Excerpted records
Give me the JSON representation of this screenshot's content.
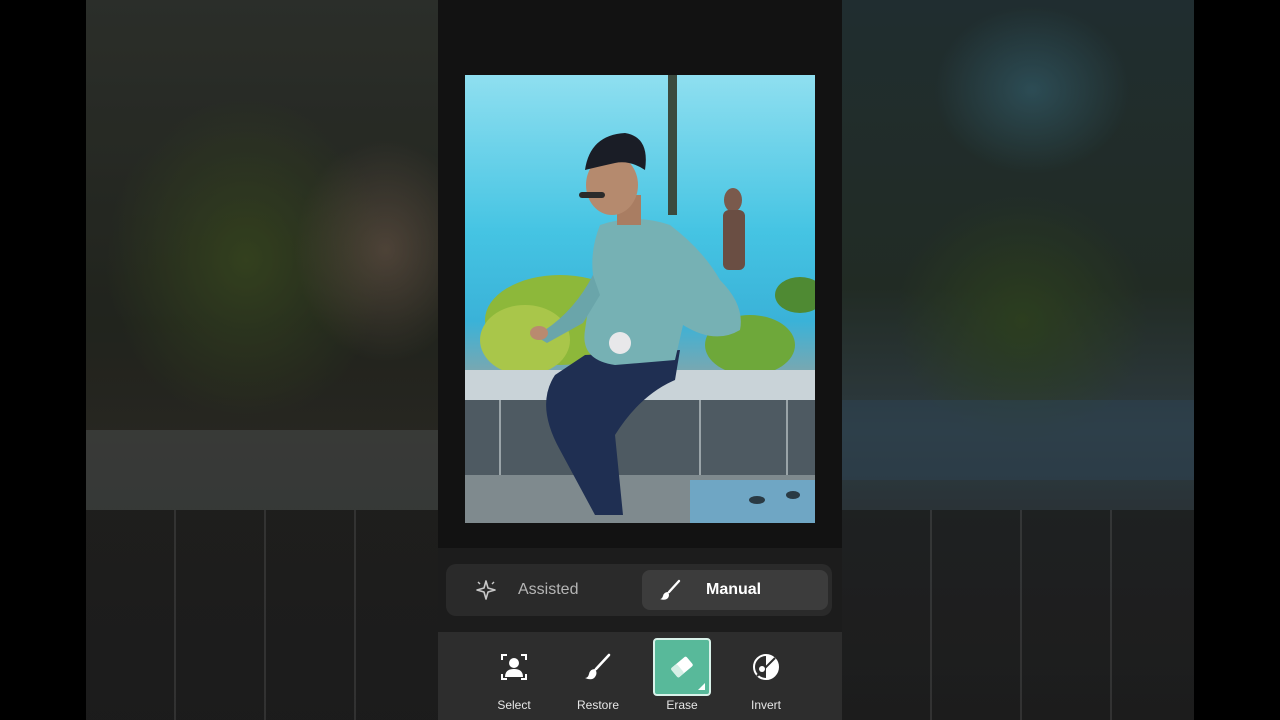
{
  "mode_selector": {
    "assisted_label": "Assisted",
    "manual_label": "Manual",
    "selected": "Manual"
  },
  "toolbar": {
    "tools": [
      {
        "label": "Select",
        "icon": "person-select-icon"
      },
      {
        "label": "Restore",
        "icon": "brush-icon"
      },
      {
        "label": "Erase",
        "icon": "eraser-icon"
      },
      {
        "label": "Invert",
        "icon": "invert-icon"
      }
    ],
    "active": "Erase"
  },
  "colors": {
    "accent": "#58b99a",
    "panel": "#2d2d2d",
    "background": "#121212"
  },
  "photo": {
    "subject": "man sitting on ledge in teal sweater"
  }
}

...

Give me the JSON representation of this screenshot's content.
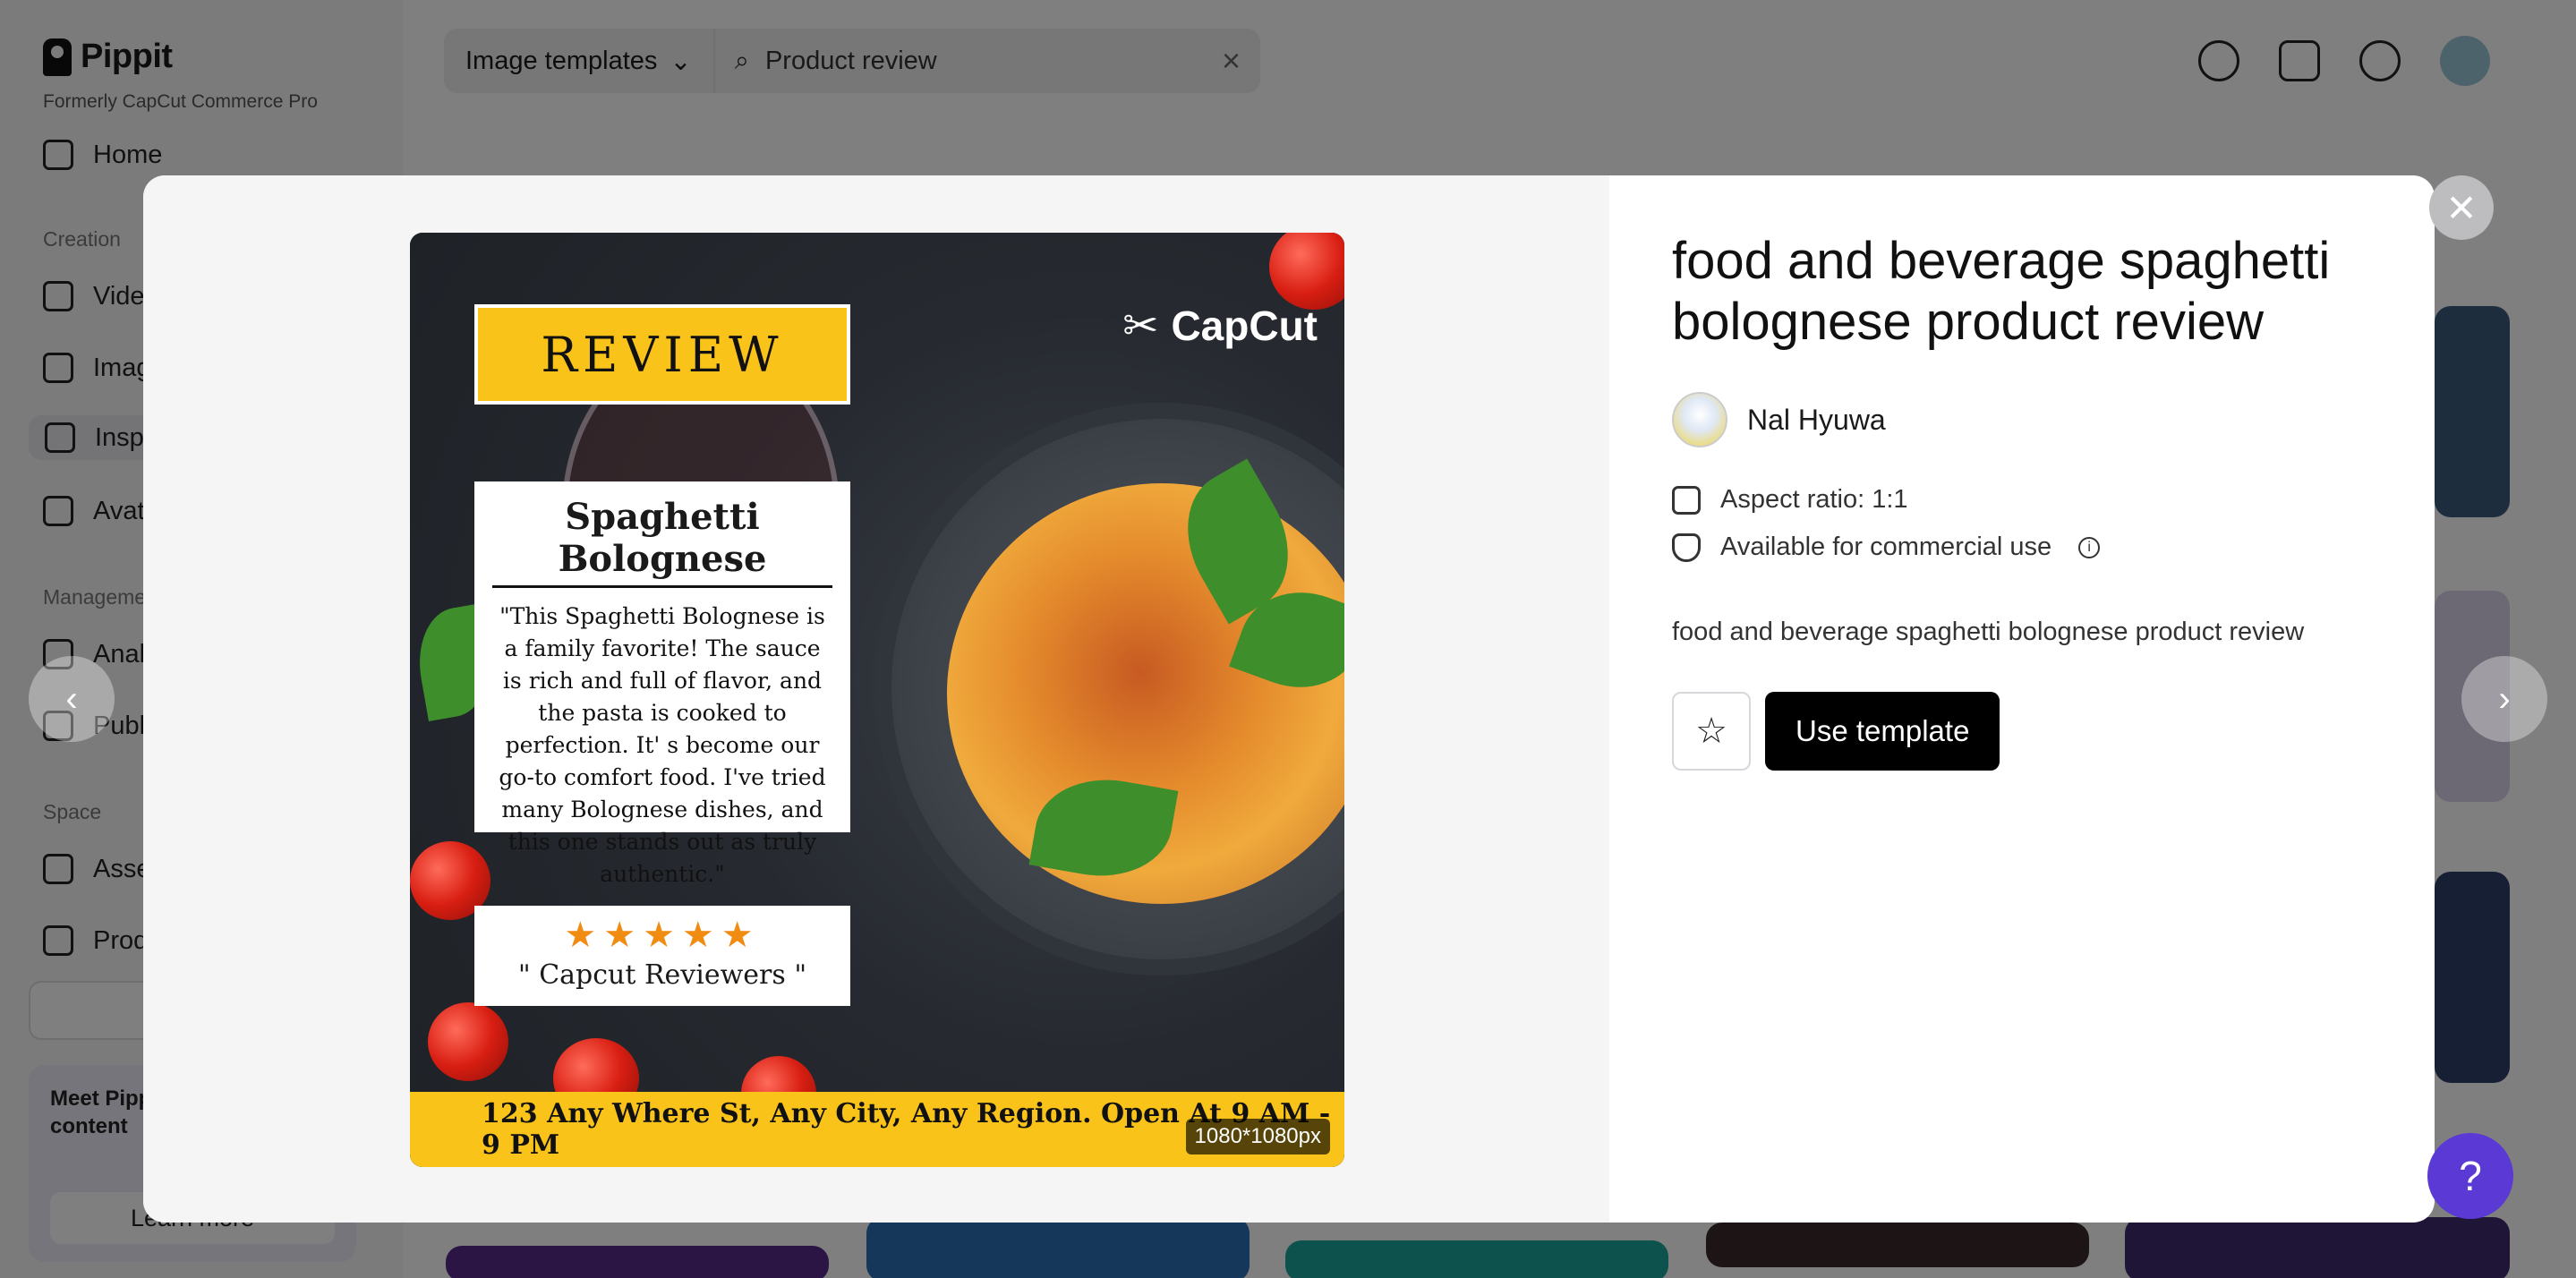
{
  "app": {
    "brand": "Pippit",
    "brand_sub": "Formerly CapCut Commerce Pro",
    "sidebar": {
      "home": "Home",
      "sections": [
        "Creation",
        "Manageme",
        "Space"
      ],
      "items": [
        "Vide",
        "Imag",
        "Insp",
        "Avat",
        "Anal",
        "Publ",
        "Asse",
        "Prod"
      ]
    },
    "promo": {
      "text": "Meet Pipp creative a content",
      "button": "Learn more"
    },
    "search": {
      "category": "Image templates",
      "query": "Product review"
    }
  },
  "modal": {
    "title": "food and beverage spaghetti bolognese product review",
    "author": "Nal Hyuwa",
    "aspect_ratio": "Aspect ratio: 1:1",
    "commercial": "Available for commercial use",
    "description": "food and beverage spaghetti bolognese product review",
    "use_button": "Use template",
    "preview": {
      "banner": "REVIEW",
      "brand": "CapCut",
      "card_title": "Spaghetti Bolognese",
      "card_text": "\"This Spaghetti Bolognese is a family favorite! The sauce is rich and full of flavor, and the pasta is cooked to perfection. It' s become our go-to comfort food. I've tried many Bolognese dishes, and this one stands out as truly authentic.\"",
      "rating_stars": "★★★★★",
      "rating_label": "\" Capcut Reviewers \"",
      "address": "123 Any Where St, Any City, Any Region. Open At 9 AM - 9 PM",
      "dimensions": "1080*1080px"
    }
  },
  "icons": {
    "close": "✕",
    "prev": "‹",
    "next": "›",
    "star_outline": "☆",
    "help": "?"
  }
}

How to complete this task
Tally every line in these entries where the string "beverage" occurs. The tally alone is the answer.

Answer space
2